Did personnel check to see if there was a flight that would be leaving shortly after this one, on another airline if necessary? Even with extra stops, and a later departure, this man would still have made it home on time. Did they check to see if the deadheading crew members could go on a later flight? Did they tell the passengers well in advance that they would be choosing randomly? And if so, did they give the passengers a chance to say whether they had an emergency and couldn’t delay their own departure?
It looked to me as if the violence that this man’s refusal precipitated in the police was rooted in authoritarianism.
As in, “You dare to refuse? We’ll see about THAT.”
How often have you seen cops resort to their last nerve before using up their first nerve?
Why on earth would an airline call security or cops on their non-disruptive passengers at all ? This is what started the whole breastfeeding frenzy in 2006 with Delta. Reputedly, a flight attendant threw a blanket at a mother breastfeeding her one year old, and demanded she cover up because it was offending her, the flight attendant.

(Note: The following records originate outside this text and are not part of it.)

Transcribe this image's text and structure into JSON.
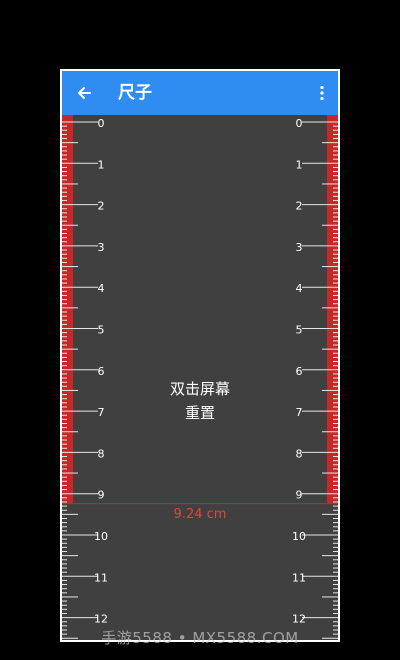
{
  "app": {
    "title": "尺子",
    "back_icon": "arrow-left-icon",
    "menu_icon": "more-vert-icon",
    "appbar_color": "#2f8cf0"
  },
  "ruler": {
    "unit": "cm",
    "left_labels": [
      "0",
      "1",
      "2",
      "3",
      "4",
      "5",
      "6",
      "7",
      "8",
      "9",
      "10",
      "11",
      "12"
    ],
    "right_labels": [
      "0",
      "1",
      "2",
      "3",
      "4",
      "5",
      "6",
      "7",
      "8",
      "9",
      "10",
      "11",
      "12"
    ],
    "highlight_color": "#c62828",
    "measurement_cm": 9.24
  },
  "measurement_text": "9.24 cm",
  "hint": {
    "line1": "双击屏幕",
    "line2": "重置"
  },
  "watermark": "手游5588 • MX5588.COM"
}
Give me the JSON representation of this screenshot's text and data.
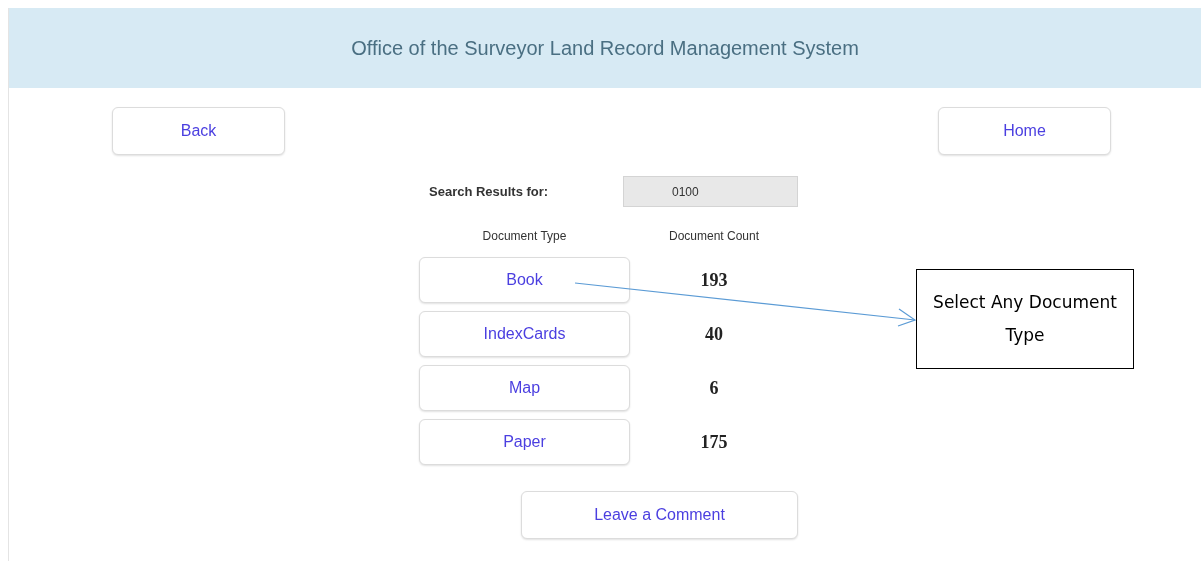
{
  "header": {
    "title": "Office of the Surveyor Land Record Management System"
  },
  "nav": {
    "back": "Back",
    "home": "Home"
  },
  "search": {
    "label": "Search Results for:",
    "value": "0100"
  },
  "table": {
    "columns": [
      "Document Type",
      "Document Count"
    ],
    "rows": [
      {
        "type": "Book",
        "count": "193"
      },
      {
        "type": "IndexCards",
        "count": "40"
      },
      {
        "type": "Map",
        "count": "6"
      },
      {
        "type": "Paper",
        "count": "175"
      }
    ]
  },
  "comment_button": "Leave a Comment",
  "callout": {
    "text": "Select Any Document Type"
  }
}
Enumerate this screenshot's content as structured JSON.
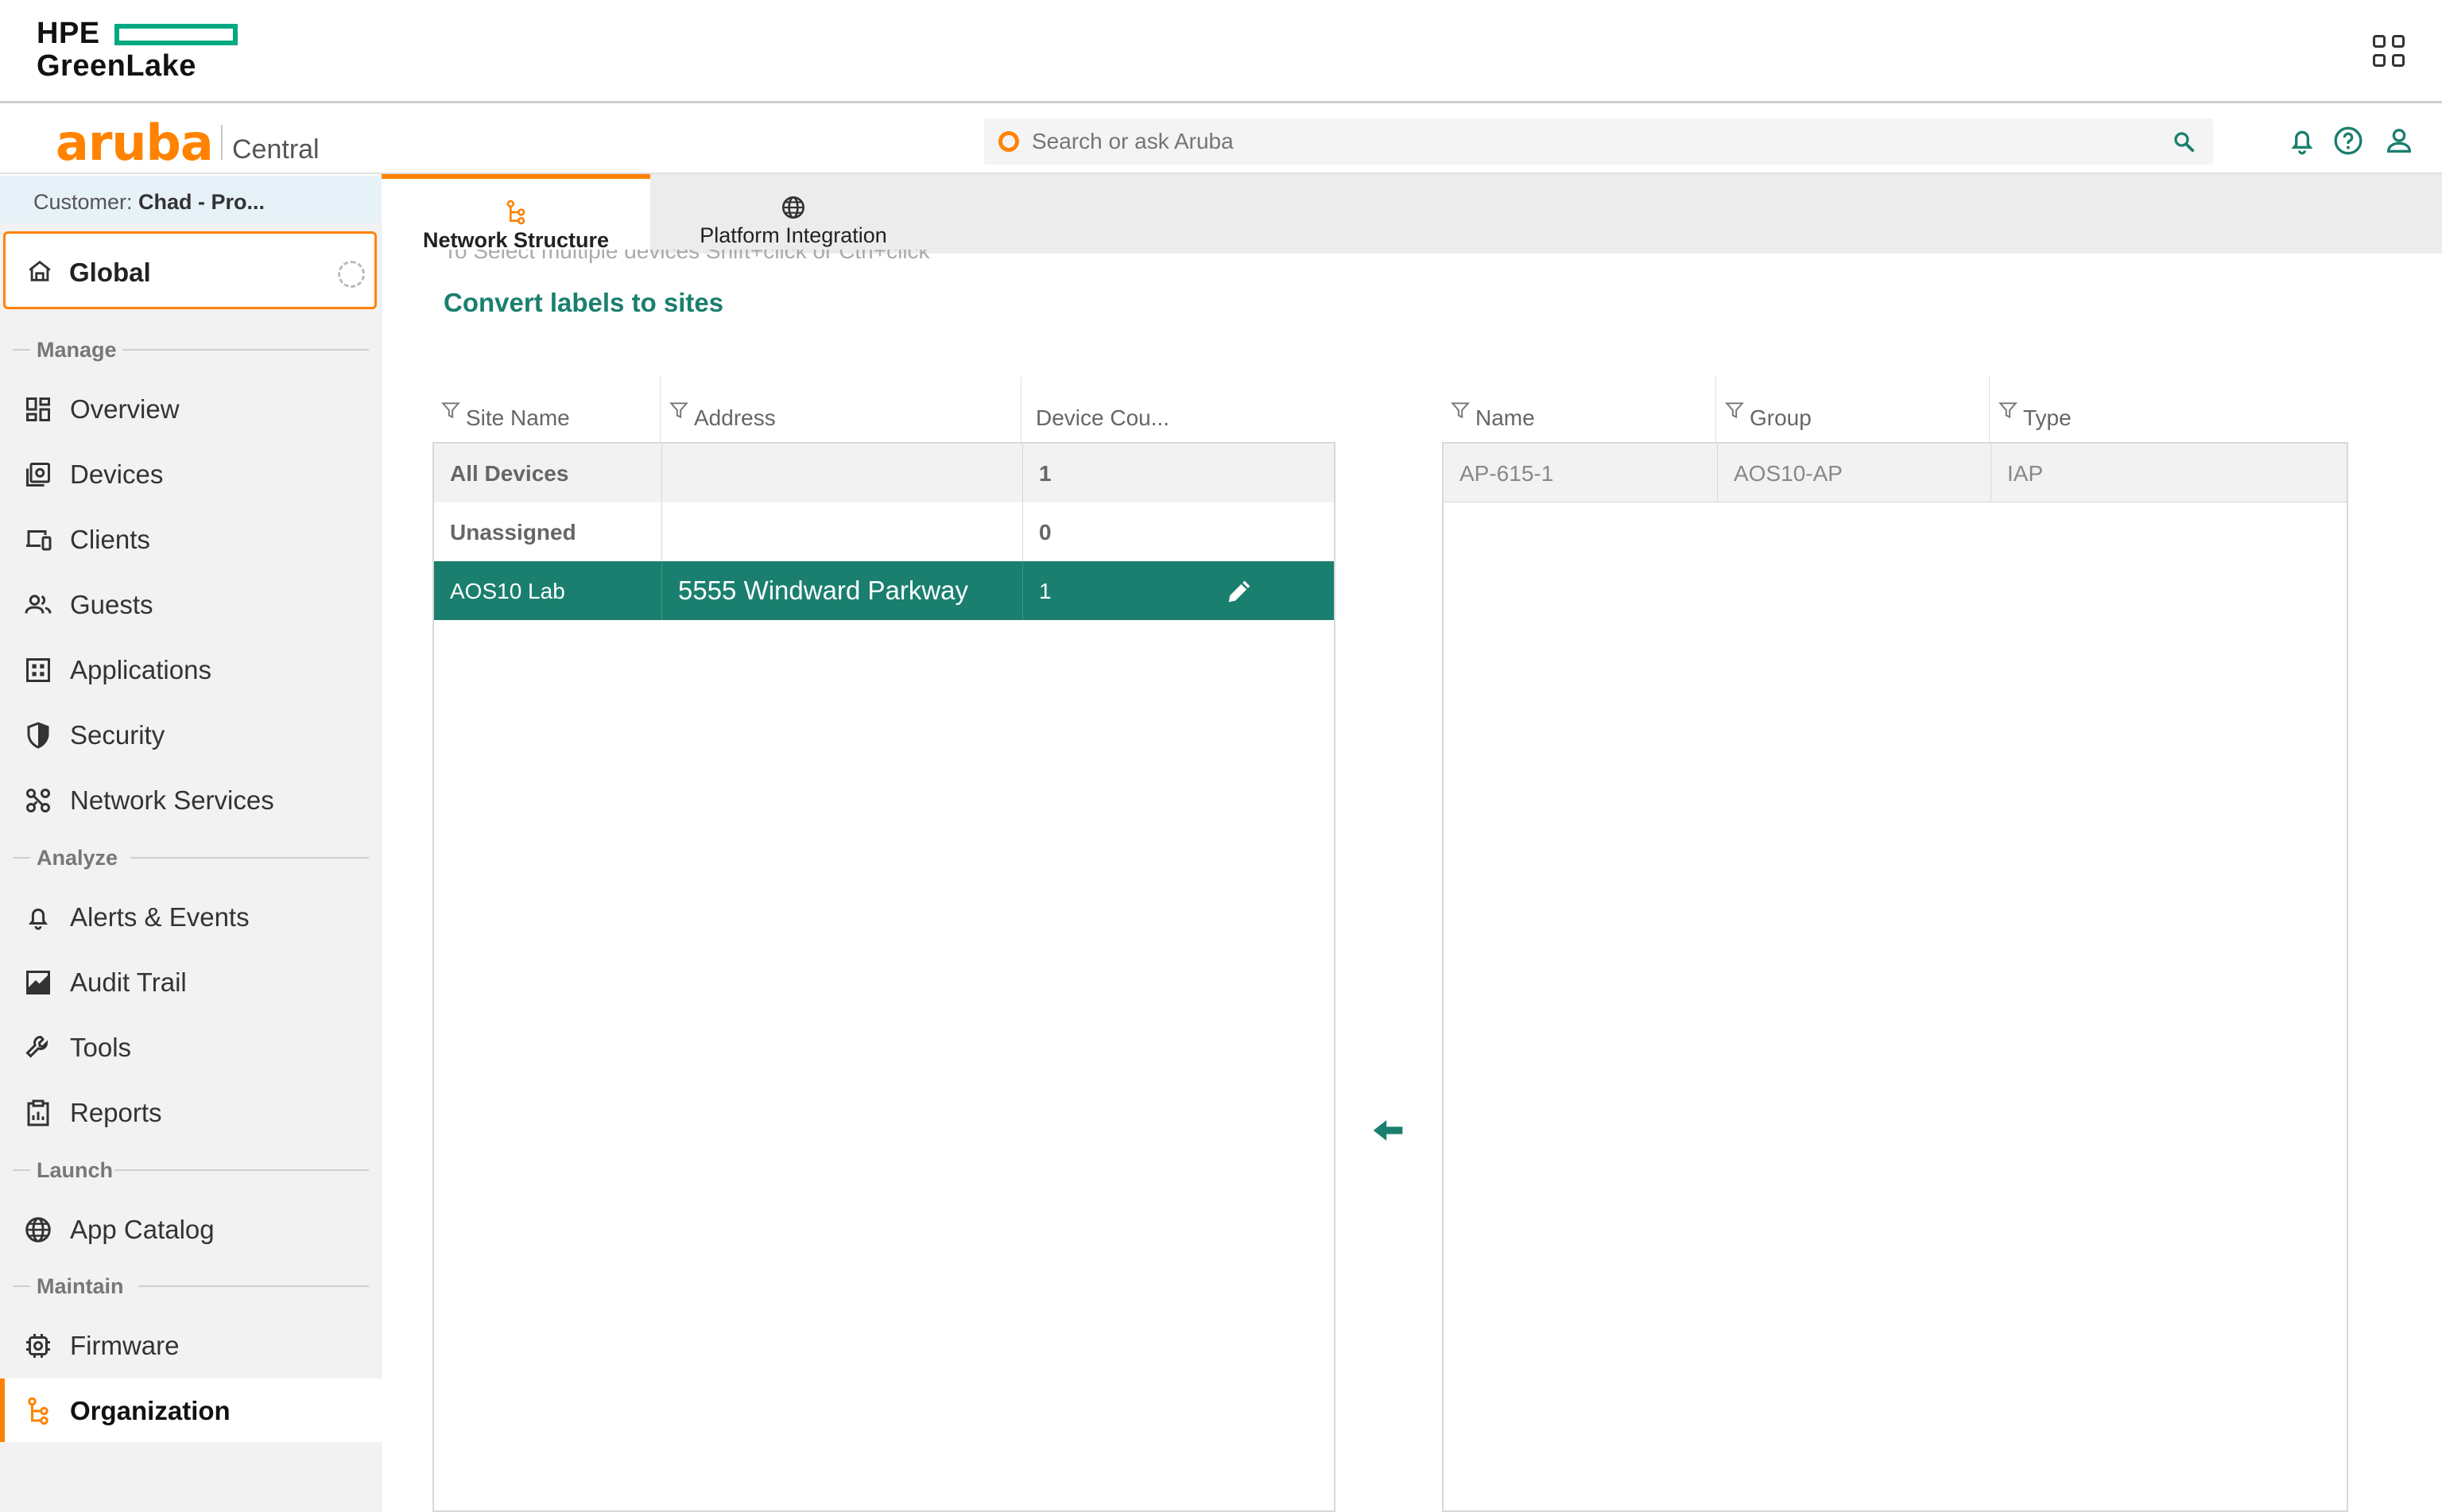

I don’t know what happened next, but the flight attendant had the mom and dad AND their baby escorted off the plane, thus ensuring that a court settlement would follow so that their baby could go to college.
A Pan Am flight attendant would have found a way to hang the blanket around their seats if privacy was indeed demanded. I know I go on about Pan Am, but there were very few incidents of paying passengers behaving themselves being dragged off our airplanes.
To wrap this up, once the man adamantly refused to disembark, the crew could have quietly found out why he was so adamant about it. What if his mother was dying, or something? I’d hope that would change things. The airline could at that point have sweetened the pot for the remaining volunteer.
It’s a different era, for sure.